Aelia Eudoxia – The Barbarian Empress of Rome

Today’s story is about a woman who rose from relative obscurity to the throne of the Roman Empire, a woman who became an influential figure of the church while hosting lavish parties. Today I will tell you about Aelia Eudoxia.

But first let’s take a look at the time she lived in: In 330 the Roman Empire moved its capital from Rome to Constantinople – and it became Christian. This marked the beginning of what is now known as the Byzantine Empire. However, this term is a modern invention and the people of the time would still consider themselves Roman for many centuries to come.

At the time Eudoxia was born, the 380s, former enemies of the Roman Empire were taken into service, beginning to play a more significant role. Her (supposed) father was one of them. He was of the Franks (a Germanic people) and had become a high military commander for the Roman Army. Nothing is known about her mother, although she is presumed to have been Roman. This heritage was to prove difficult for our heroine, as she was considered a “barbarian” by her countrymen – but more on that later.

By 388 an orphaned Eudoxia arrived in Constantinople, the new capital of the Roman Empire, and was taken in by a friend of her father’s, a high-ranking commander himself. There her fate began to show, when she was not only tutored alongside the children of the family but also the sons of the Emperor, Arcadius and Honorius. Soon-ish (about ten years later) the emperor died and his sons divided the Empire with Honorius taking the “original” Western while Arcadius remained in Constantinople – and he needed a wife. For reasons not entirely clear he chose Eudoxia and they were married in 395, with her gaining the title “Aelia.”

Her intelligence and willpower divided popular opinion with many criticizing how much control she held over her husband. That combined with her father’s heritage and her self-confidence made her quite unpopular at court and with the people. But I don’t think she cared. Instead she immersed herself in politics and church affairs, continuously increasing her influence until in 400 she was crowned “Augusta,” empress, and her picture decorated Roman coins (a fact that her brother-in-law Honorius didn’t like too much.) In the meantime she had born two children with a third on the way and would bear two more. She would also suffer two stillbirths but more on that later.

The records of her political activity in court are sparse, but it’s known that she had a say in legal matters and was allowed to wear the purple paludamentum, a garment reserved for people of imperial rank. Her involvement with the Nicene church has been recorded much more thoroughly though. She made herself its patron, attending to religious matters independently, as her husband chose to stay out of them. Remember how I said the people didn’t like her? Well, quite a few people in the church really, really didn’t like her. And so they had a lot to say. Her foremost enemy was John Chrysostom, the patriarch of Constantinople. He was a strong opponent of luxury and openly denounced the lavish parties held by the upper class and the extravagance in women’s clothes – criticism not very subtly aimed at Eudoxia herself. When her son was born in 401, John even suggested Arcadius was not the father. She decided something was to be done about him. Using her influence within the church, she had him banished.

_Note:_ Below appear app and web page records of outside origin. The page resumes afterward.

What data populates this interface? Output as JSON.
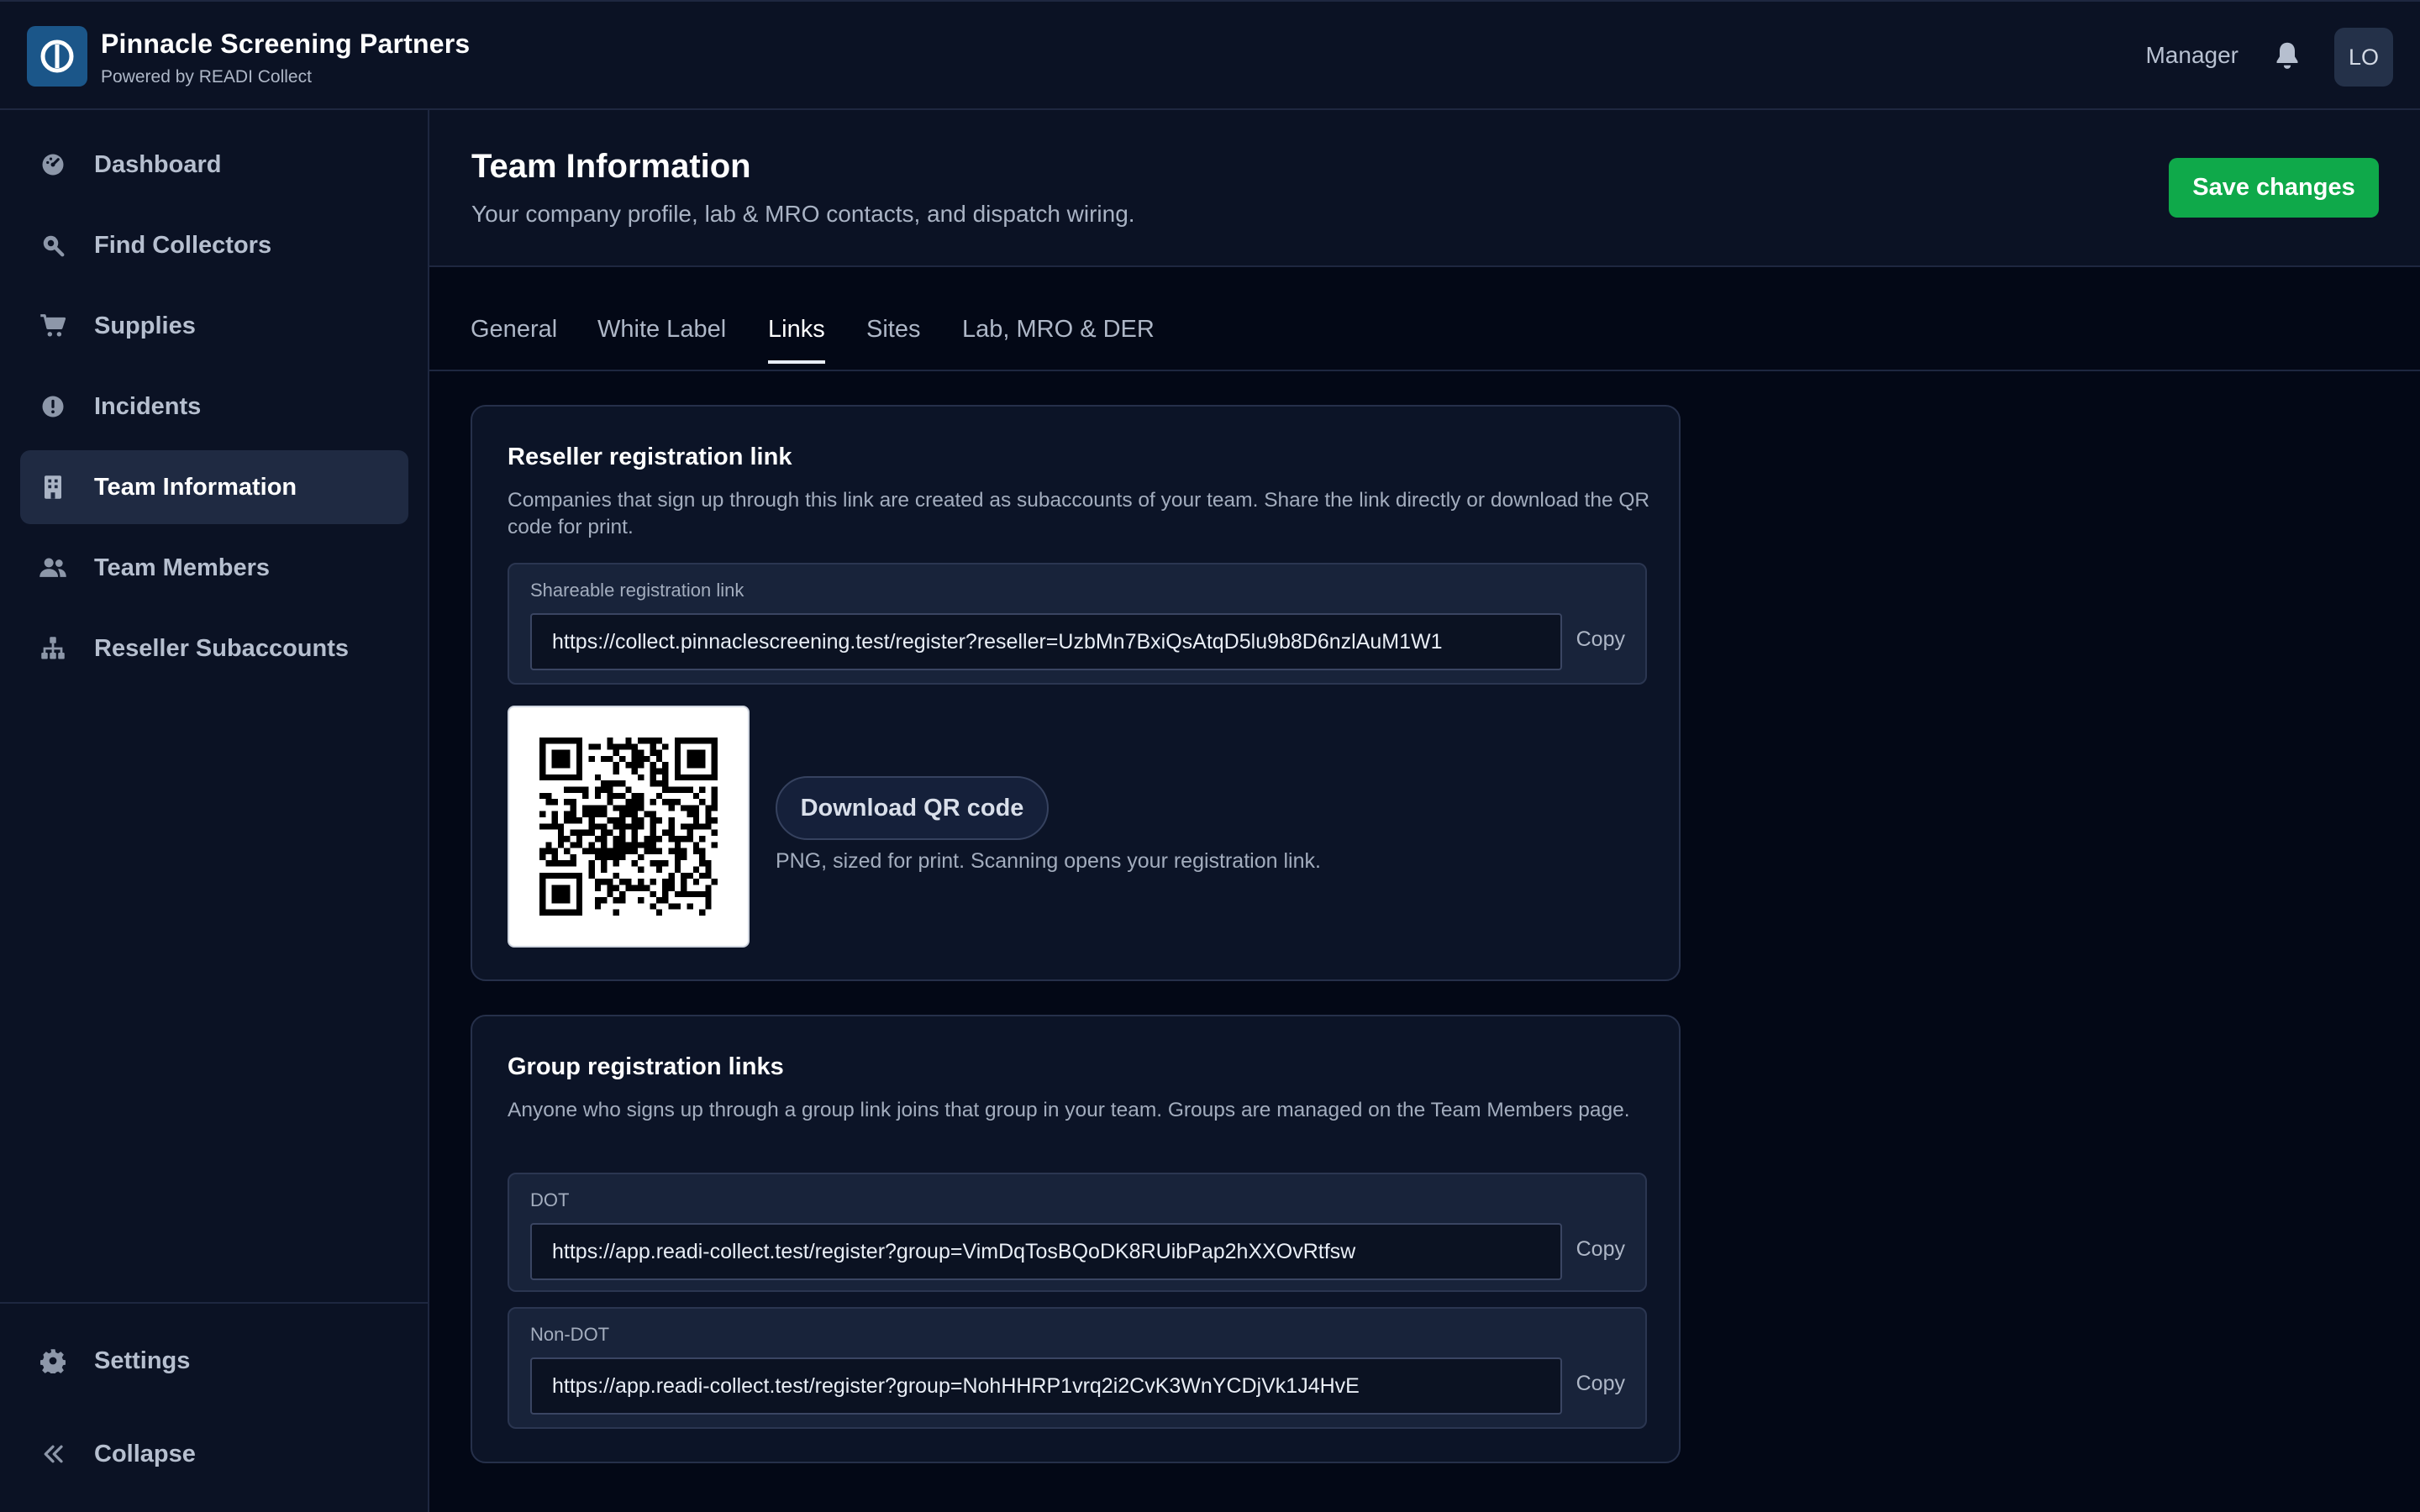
{
  "app": {
    "brand_name": "Pinnacle Screening Partners",
    "brand_sub": "Powered by READI Collect",
    "role": "Manager",
    "avatar_initials": "LO",
    "accent_color": "#0fa94a",
    "logo_color": "#1b5689"
  },
  "sidebar": {
    "items": [
      {
        "label": "Dashboard",
        "icon": "dashboard-icon"
      },
      {
        "label": "Find Collectors",
        "icon": "search-icon"
      },
      {
        "label": "Supplies",
        "icon": "cart-icon"
      },
      {
        "label": "Incidents",
        "icon": "alert-icon"
      },
      {
        "label": "Team Information",
        "icon": "building-icon",
        "active": true
      },
      {
        "label": "Team Members",
        "icon": "users-icon"
      },
      {
        "label": "Reseller Subaccounts",
        "icon": "hierarchy-icon"
      }
    ],
    "footer": [
      {
        "label": "Settings",
        "icon": "gear-icon"
      },
      {
        "label": "Collapse",
        "icon": "collapse-icon"
      }
    ]
  },
  "header": {
    "title": "Team Information",
    "subtitle": "Your company profile, lab & MRO contacts, and dispatch wiring.",
    "save_label": "Save changes"
  },
  "tabs": [
    {
      "label": "General"
    },
    {
      "label": "White Label"
    },
    {
      "label": "Links",
      "active": true
    },
    {
      "label": "Sites"
    },
    {
      "label": "Lab, MRO & DER"
    }
  ],
  "reseller": {
    "title": "Reseller registration link",
    "description": "Companies that sign up through this link are created as subaccounts of your team. Share the link directly or download the QR code for print.",
    "link_label": "Shareable registration link",
    "link_value": "https://collect.pinnaclescreening.test/register?reseller=UzbMn7BxiQsAtqD5lu9b8D6nzlAuM1W1",
    "copy_label": "Copy",
    "download_label": "Download QR code",
    "download_hint": "PNG, sized for print. Scanning opens your registration link."
  },
  "groups": {
    "title": "Group registration links",
    "description": "Anyone who signs up through a group link joins that group in your team. Groups are managed on the Team Members page.",
    "links": [
      {
        "label": "DOT",
        "value": "https://app.readi-collect.test/register?group=VimDqTosBQoDK8RUibPap2hXXOvRtfsw",
        "copy": "Copy"
      },
      {
        "label": "Non-DOT",
        "value": "https://app.readi-collect.test/register?group=NohHHRP1vrq2i2CvK3WnYCDjVk1J4HvE",
        "copy": "Copy"
      }
    ]
  }
}
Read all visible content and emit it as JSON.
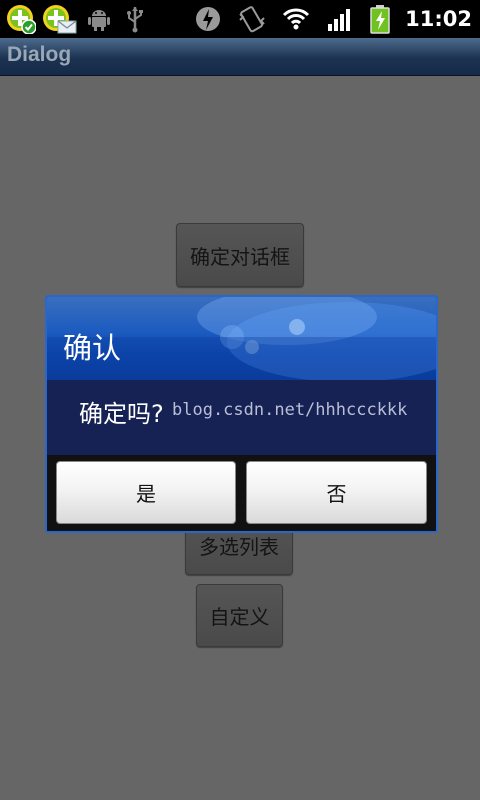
{
  "status_bar": {
    "time": "11:02",
    "left_icons": [
      "plus-check-icon",
      "plus-mail-icon",
      "android-debug-icon",
      "usb-icon"
    ],
    "right_icons": [
      "bolt-icon",
      "vibrate-icon",
      "wifi-icon",
      "signal-icon",
      "battery-icon"
    ]
  },
  "app": {
    "title": "Dialog"
  },
  "buttons": {
    "confirm_dialog": "确定对话框",
    "multi_select": "多选列表",
    "custom": "自定义"
  },
  "dialog": {
    "title": "确认",
    "message": "确定吗?",
    "watermark": "blog.csdn.net/hhhccckkk",
    "positive": "是",
    "negative": "否",
    "accent": "#2b66c9"
  }
}
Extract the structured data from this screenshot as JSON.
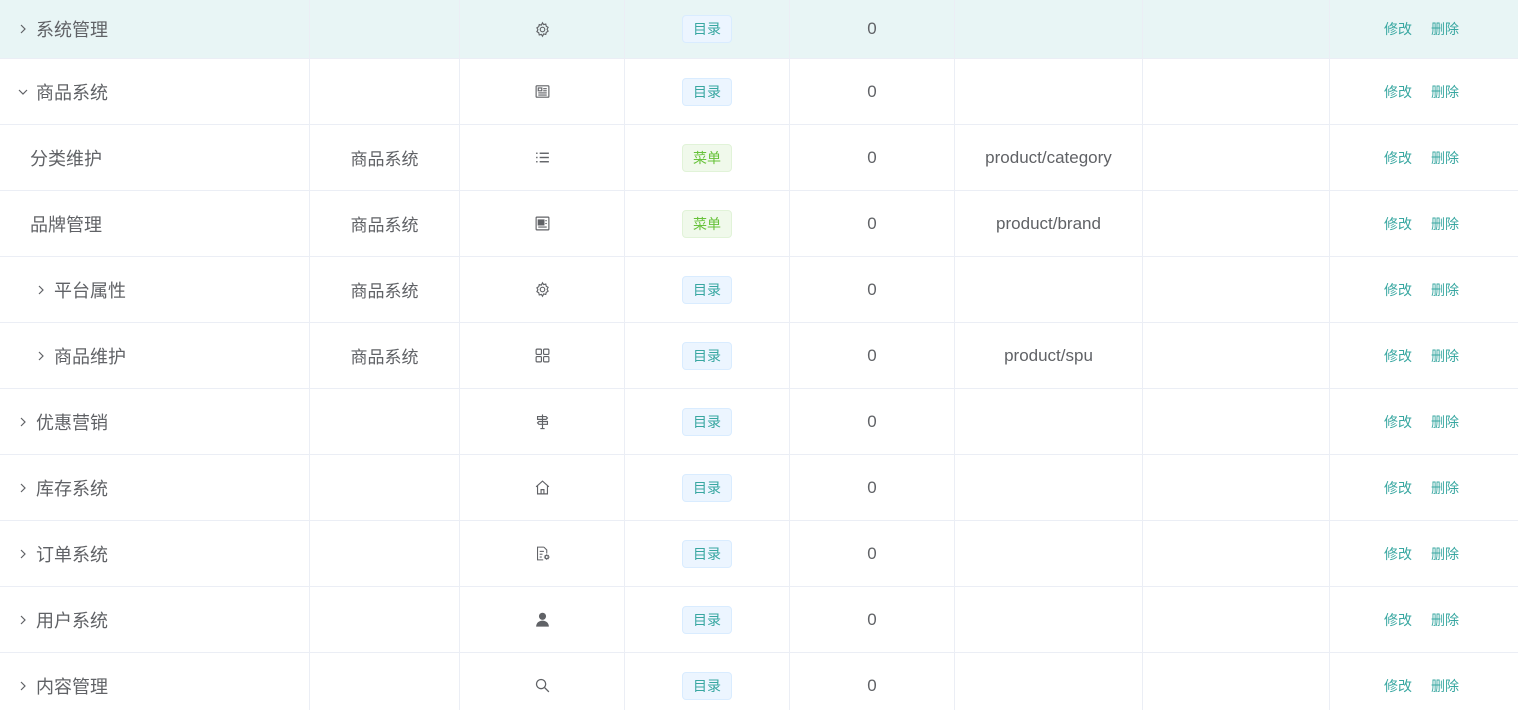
{
  "colors": {
    "highlight_row": "#e8f5f5",
    "link": "#38a7a1",
    "tag_directory_text": "#38a7a1",
    "tag_menu_text": "#67c23a",
    "border": "#ebeef5"
  },
  "rows": [
    {
      "name": "系统管理",
      "indent": 0,
      "toggle": "collapsed",
      "parent": "",
      "icon": "gear-icon",
      "type": "目录",
      "type_kind": "dir",
      "sort": "0",
      "url": "",
      "perm": "",
      "edit": "修改",
      "delete": "删除"
    },
    {
      "name": "商品系统",
      "indent": 0,
      "toggle": "expanded",
      "parent": "",
      "icon": "document-icon",
      "type": "目录",
      "type_kind": "dir",
      "sort": "0",
      "url": "",
      "perm": "",
      "edit": "修改",
      "delete": "删除"
    },
    {
      "name": "分类维护",
      "indent": 1,
      "toggle": "none",
      "parent": "商品系统",
      "icon": "list-icon",
      "type": "菜单",
      "type_kind": "menu",
      "sort": "0",
      "url": "product/category",
      "perm": "",
      "edit": "修改",
      "delete": "删除"
    },
    {
      "name": "品牌管理",
      "indent": 1,
      "toggle": "none",
      "parent": "商品系统",
      "icon": "card-icon",
      "type": "菜单",
      "type_kind": "menu",
      "sort": "0",
      "url": "product/brand",
      "perm": "",
      "edit": "修改",
      "delete": "删除"
    },
    {
      "name": "平台属性",
      "indent": 1,
      "toggle": "collapsed",
      "parent": "商品系统",
      "icon": "gear-icon",
      "type": "目录",
      "type_kind": "dir",
      "sort": "0",
      "url": "",
      "perm": "",
      "edit": "修改",
      "delete": "删除"
    },
    {
      "name": "商品维护",
      "indent": 1,
      "toggle": "collapsed",
      "parent": "商品系统",
      "icon": "grid-icon",
      "type": "目录",
      "type_kind": "dir",
      "sort": "0",
      "url": "product/spu",
      "perm": "",
      "edit": "修改",
      "delete": "删除"
    },
    {
      "name": "优惠营销",
      "indent": 0,
      "toggle": "collapsed",
      "parent": "",
      "icon": "signpost-icon",
      "type": "目录",
      "type_kind": "dir",
      "sort": "0",
      "url": "",
      "perm": "",
      "edit": "修改",
      "delete": "删除"
    },
    {
      "name": "库存系统",
      "indent": 0,
      "toggle": "collapsed",
      "parent": "",
      "icon": "home-icon",
      "type": "目录",
      "type_kind": "dir",
      "sort": "0",
      "url": "",
      "perm": "",
      "edit": "修改",
      "delete": "删除"
    },
    {
      "name": "订单系统",
      "indent": 0,
      "toggle": "collapsed",
      "parent": "",
      "icon": "order-settings-icon",
      "type": "目录",
      "type_kind": "dir",
      "sort": "0",
      "url": "",
      "perm": "",
      "edit": "修改",
      "delete": "删除"
    },
    {
      "name": "用户系统",
      "indent": 0,
      "toggle": "collapsed",
      "parent": "",
      "icon": "user-icon",
      "type": "目录",
      "type_kind": "dir",
      "sort": "0",
      "url": "",
      "perm": "",
      "edit": "修改",
      "delete": "删除"
    },
    {
      "name": "内容管理",
      "indent": 0,
      "toggle": "collapsed",
      "parent": "",
      "icon": "search-icon",
      "type": "目录",
      "type_kind": "dir",
      "sort": "0",
      "url": "",
      "perm": "",
      "edit": "修改",
      "delete": "删除"
    }
  ]
}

…for, like, a day. As he had been really popular with the common people, they started a riot. Also there was an earthquake in the night of his judgement, which clearly was a heavenly sign. So he was reinstated. You could think he learned his lesson, but nope. Set off by a statue of the empress, John condemned her as Jezebel (who made her husband abandon the Christian god) and Herodias (who was responsible for decapitating John the Baptist; he compared himself to the latter.) And once again he touched on the subject of her children and placed the guilt for a stillbirth in late 403 on her actions. This time he was banished for good.

Eudoxia however did not live to enjoy her triumph for long. She would not survive a second stillbirth and died in October 404, only about 27 years old. Her legacy however lived on with first her son and later her daughter on the Byzantine throne.

image credits:

map: The Roman Empire Divided (400 AD) – Link
Coin: User Daderot in Wikimedia Commons – Link
Painting: “Saint John Chrysostome and the Empress Eudoxia” by Jean-Paul Laurens, 1893 (© Photo STC – Mairie de Toulouse) – Link